Here in Gunnison, where we’re making national news for what still doesn’t feel like a local epidemic, all due to math, the county is already (surprisingly) starting — just talk, and for the future — to make noises about standing down. I believe the caseload they’re seeing and hearing from is diminishing fairly significantly, but they’re not ready to let their guard down yet.
So far they have doubts about a lot of the testing they’ve been offered, and are relying on the University of Colorado Health Sciences, which says a useful test is three to four weeks out. In the meantime the county is undertaking fecal testing at the wastewater treatment plants, which won’t tell them what individuals have covid-19 but will give them rough percentages for how many people around here might really have the virus.
The hospital is also seeking volunteers who have been tested, with either a positive or negative result, and are now recovered for a blood draw that will look into antibodies and immunity possibilities. So maybe some day we will get some sort of sense of how many people in the community had/have the virus.
Or not: my friend Julia yesterday called to say that she had just received her test result, and it was negative. Her husband Paul, whom she got to see via Facetime yesterday, although he was sedated, tested positive. They did not test Julia at that time, since she had the exact same symptoms. But when she went back to the hospital for a second time they did test her, with the result not arriving until yesterday (also a cruel joke — this lag time is not helping the situation).

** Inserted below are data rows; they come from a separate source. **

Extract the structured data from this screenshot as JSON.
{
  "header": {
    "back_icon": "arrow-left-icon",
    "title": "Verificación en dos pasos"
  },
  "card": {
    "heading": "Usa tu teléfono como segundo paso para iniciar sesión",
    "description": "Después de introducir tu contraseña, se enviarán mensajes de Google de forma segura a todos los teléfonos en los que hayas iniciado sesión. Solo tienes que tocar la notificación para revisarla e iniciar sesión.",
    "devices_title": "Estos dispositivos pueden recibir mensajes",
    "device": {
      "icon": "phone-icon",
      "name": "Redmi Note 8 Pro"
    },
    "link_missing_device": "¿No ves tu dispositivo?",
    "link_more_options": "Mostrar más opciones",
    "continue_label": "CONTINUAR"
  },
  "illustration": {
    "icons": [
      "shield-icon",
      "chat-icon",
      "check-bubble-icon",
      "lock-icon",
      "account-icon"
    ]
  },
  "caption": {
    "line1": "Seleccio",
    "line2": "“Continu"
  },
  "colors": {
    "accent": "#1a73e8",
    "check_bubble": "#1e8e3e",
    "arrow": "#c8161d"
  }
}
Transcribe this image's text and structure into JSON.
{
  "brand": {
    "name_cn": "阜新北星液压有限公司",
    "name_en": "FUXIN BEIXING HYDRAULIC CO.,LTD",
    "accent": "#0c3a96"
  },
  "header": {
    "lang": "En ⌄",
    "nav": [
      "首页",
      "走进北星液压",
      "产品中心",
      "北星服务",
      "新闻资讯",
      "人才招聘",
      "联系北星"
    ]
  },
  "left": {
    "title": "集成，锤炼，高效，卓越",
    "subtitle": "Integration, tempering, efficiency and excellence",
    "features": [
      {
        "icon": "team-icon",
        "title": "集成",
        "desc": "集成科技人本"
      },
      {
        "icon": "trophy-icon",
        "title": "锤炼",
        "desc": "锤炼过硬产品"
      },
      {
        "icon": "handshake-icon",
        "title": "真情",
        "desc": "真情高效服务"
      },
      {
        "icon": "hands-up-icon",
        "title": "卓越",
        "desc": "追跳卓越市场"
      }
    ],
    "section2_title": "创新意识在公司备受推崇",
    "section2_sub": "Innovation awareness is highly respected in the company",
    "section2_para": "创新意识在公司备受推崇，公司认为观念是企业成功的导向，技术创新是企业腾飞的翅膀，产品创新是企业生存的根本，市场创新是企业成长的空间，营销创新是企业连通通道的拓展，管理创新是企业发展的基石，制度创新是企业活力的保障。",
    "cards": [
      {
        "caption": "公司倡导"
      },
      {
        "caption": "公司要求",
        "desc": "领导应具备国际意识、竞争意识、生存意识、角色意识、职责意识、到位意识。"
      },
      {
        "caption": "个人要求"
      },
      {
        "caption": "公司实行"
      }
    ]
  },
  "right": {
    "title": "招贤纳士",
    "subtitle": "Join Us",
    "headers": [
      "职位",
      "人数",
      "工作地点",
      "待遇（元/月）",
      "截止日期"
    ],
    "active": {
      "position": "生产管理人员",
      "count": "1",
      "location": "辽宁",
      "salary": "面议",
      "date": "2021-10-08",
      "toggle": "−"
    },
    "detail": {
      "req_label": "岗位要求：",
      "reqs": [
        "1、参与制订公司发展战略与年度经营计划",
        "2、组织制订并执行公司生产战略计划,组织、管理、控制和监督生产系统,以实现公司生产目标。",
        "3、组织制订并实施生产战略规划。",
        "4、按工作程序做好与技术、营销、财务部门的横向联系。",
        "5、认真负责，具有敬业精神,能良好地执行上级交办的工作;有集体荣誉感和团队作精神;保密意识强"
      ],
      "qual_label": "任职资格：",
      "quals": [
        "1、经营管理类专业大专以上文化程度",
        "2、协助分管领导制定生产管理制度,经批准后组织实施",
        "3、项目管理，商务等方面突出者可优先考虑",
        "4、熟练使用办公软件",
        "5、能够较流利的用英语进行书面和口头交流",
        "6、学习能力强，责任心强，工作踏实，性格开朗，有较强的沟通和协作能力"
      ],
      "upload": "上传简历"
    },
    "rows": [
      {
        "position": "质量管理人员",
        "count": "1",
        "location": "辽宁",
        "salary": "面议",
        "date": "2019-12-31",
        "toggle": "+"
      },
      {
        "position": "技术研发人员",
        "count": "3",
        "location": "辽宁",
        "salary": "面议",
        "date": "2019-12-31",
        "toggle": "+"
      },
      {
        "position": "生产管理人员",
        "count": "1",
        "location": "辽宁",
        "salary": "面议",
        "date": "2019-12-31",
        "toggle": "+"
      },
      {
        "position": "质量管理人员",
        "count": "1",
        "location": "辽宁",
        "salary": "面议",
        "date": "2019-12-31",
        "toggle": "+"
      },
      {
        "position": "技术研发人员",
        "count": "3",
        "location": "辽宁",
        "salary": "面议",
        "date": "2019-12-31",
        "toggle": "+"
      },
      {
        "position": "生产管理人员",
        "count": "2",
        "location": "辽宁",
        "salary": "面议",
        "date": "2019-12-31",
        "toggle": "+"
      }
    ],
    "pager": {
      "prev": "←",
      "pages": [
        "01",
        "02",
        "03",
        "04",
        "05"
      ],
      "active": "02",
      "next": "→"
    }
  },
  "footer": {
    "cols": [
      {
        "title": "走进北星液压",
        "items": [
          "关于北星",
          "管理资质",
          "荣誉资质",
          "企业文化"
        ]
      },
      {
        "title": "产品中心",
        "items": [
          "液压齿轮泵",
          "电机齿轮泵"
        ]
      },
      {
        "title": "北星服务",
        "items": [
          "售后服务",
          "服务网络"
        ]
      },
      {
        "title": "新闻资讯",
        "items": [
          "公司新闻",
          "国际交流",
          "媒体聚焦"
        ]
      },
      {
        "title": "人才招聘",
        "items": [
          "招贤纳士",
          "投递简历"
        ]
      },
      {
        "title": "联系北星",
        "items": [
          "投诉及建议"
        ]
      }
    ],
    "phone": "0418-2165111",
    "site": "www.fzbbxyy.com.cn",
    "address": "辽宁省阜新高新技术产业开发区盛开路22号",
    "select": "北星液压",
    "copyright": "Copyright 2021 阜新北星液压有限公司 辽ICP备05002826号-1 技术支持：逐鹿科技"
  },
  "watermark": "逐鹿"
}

Either the test was wrong, or we can’t really tell what’s covid-19 and what’s something else. The county’s one death did test positive, post-mortem, for covid-19, although his spouse tested negative for covid and positive for flu. I suppose that’s all less a joke than a riddle.
But there are some things to genuinely smile about. Lynn and I heard from our friend Mary yesterday, who is adjusting to her new role as home school teacher for two of the world’s cutest kids. She reported they were going to “social distance purchase” some ice cream “to celebrate two successful days of home school with no expulsions or teacher crying (well, one full day without teacher tears).”
She and the “man who now works in my basement” have also set a goal of working out to gain “Michelle Obama arms,” so that when we finally are able to see them, when they are allowed to visit, they will want to lift things and point so that we can admire their newly-buff arms.
Then I found this, via the Washington Post via Twitter via Facebook via The Guardian, which made me laugh out loud at 6 a.m. (Do you have any idea how rare that is?) Enjoy, and I hope you find some joke today that’s not too cruel or stupid that makes you laugh.